Coming-of-age films form part of the daily bread of filmmaking, not only in Hollywood but in almost every movie industry around the world. Boyhood, to be released in June this year, however, takes the concept of a coming-of-age film to a whole new level that we have never seen done before.
Boyhood's creator Richard Linklater (known for the Before Sunrise, Before Sunset and Before Midnight trilogy all released 9 years apart) chose 7-year-old Ellar Coltrane as his protagonist, Mason, back in 2002. This groundbreaking film, which encompasses the very essence of what dedication to art is, captures the journey of a young boy growing up over the course of 12 years using the same actor.
This larger-than-life experiment saw the group of actors, including Ethan Hawke (one of Linklater’s staple actors) and Patricia Arquette, who play Mason's parents, reunite every summer for over a decade to document a moving account of a boy growing up, culminating with him leaving for college.
But it is not the physical and emotional growth of the boy turning into a young man that the audience witnesses, it is also the aging of the other principle actors. Hawke and Arquette visibly change through the film, going through a journey themselves. Even Mason's sister, played by Linklater's daughter, Lorelei, also evolves into a young woman through the film.

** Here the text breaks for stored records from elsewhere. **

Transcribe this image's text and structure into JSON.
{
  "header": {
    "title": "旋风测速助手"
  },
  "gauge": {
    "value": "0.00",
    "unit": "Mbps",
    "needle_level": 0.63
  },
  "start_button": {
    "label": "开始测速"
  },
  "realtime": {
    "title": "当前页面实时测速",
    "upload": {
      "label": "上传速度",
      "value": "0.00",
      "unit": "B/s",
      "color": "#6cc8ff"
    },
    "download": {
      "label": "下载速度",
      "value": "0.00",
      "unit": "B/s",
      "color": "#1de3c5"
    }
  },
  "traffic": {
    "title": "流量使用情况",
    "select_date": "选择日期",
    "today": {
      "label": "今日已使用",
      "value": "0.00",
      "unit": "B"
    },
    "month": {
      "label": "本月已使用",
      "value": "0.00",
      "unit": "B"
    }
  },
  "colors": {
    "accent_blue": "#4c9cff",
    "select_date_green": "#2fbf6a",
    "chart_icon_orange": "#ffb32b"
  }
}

This is the first time a story of this nature has been attempted to be told on screen. The renowned director's Before Sunrise trilogy grazed the surface of this idea, with the three films spanning almost 30 years, but not to the extent that Boyhood has gone. The film premiered at the Sundance Film Festival in January this year and was also widely critically acclaimed at the Berlin Film Festival in February.
This is a once-in-a-lifetime cinematic event – and quite literally so. We’ve waited over 12 years so far for the filming to be completed and now we just have to wait a few months more for the film to be officially released. The trailer is out but of course it does no justice to the magnitude of the film. Linklater should be saluted – this is not only a daunting task that required extreme patience and perseverance, but also one that not every director will have the mettle to fulfil.